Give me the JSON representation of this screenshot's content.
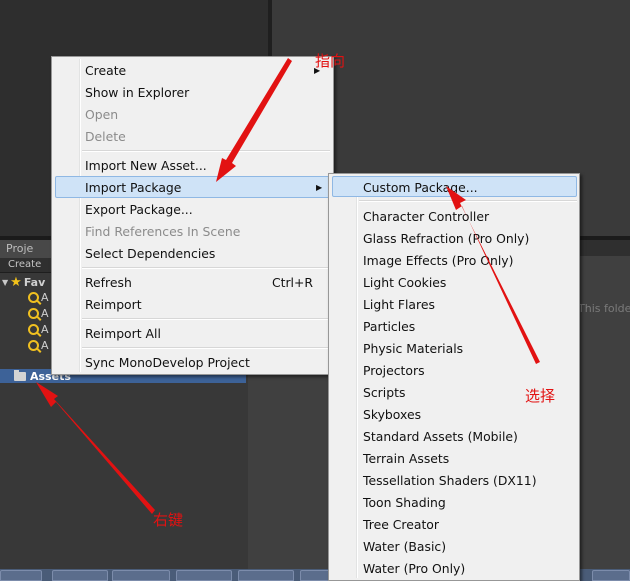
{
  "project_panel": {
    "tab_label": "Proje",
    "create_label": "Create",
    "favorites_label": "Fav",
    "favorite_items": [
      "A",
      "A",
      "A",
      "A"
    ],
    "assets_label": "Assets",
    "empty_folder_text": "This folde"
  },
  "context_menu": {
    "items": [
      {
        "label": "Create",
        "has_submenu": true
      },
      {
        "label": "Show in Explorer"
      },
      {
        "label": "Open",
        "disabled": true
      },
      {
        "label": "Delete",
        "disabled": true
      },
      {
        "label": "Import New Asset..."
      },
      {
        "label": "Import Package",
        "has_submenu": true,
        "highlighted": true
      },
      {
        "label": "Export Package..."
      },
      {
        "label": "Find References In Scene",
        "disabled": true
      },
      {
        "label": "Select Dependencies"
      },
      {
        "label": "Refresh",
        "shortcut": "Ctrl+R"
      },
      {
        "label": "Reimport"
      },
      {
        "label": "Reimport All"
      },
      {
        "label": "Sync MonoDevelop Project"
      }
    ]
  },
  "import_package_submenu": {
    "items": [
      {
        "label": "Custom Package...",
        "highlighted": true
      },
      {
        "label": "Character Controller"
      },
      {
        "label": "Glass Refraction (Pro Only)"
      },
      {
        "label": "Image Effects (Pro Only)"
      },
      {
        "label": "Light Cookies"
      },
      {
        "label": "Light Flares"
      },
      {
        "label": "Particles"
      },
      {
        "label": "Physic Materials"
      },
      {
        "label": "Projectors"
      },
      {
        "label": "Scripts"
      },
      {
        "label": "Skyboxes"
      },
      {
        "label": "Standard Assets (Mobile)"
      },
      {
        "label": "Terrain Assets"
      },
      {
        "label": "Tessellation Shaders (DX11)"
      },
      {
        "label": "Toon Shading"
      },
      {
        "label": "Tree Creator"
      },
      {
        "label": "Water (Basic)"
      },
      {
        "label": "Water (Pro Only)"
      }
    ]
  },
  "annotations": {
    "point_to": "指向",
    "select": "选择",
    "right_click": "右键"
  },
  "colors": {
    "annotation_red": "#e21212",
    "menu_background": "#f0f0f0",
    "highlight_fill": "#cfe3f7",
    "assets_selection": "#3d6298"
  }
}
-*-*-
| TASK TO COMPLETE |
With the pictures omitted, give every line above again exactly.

| EXERCISE RESULT |
Give me the JSON representation of this screenshot's content.
{
  "project_panel": {
    "tab_label": "Proje",
    "create_label": "Create",
    "favorites_label": "Fav",
    "favorite_items": [
      "A",
      "A",
      "A",
      "A"
    ],
    "assets_label": "Assets",
    "empty_folder_text": "This folde"
  },
  "context_menu": {
    "items": [
      {
        "label": "Create",
        "has_submenu": true
      },
      {
        "label": "Show in Explorer"
      },
      {
        "label": "Open",
        "disabled": true
      },
      {
        "label": "Delete",
        "disabled": true
      },
      {
        "label": "Import New Asset..."
      },
      {
        "label": "Import Package",
        "has_submenu": true,
        "highlighted": true
      },
      {
        "label": "Export Package..."
      },
      {
        "label": "Find References In Scene",
        "disabled": true
      },
      {
        "label": "Select Dependencies"
      },
      {
        "label": "Refresh",
        "shortcut": "Ctrl+R"
      },
      {
        "label": "Reimport"
      },
      {
        "label": "Reimport All"
      },
      {
        "label": "Sync MonoDevelop Project"
      }
    ]
  },
  "import_package_submenu": {
    "items": [
      {
        "label": "Custom Package...",
        "highlighted": true
      },
      {
        "label": "Character Controller"
      },
      {
        "label": "Glass Refraction (Pro Only)"
      },
      {
        "label": "Image Effects (Pro Only)"
      },
      {
        "label": "Light Cookies"
      },
      {
        "label": "Light Flares"
      },
      {
        "label": "Particles"
      },
      {
        "label": "Physic Materials"
      },
      {
        "label": "Projectors"
      },
      {
        "label": "Scripts"
      },
      {
        "label": "Skyboxes"
      },
      {
        "label": "Standard Assets (Mobile)"
      },
      {
        "label": "Terrain Assets"
      },
      {
        "label": "Tessellation Shaders (DX11)"
      },
      {
        "label": "Toon Shading"
      },
      {
        "label": "Tree Creator"
      },
      {
        "label": "Water (Basic)"
      },
      {
        "label": "Water (Pro Only)"
      }
    ]
  },
  "annotations": {
    "point_to": "指向",
    "select": "选择",
    "right_click": "右键"
  },
  "colors": {
    "annotation_red": "#e21212",
    "menu_background": "#f0f0f0",
    "highlight_fill": "#cfe3f7",
    "assets_selection": "#3d6298"
  }
}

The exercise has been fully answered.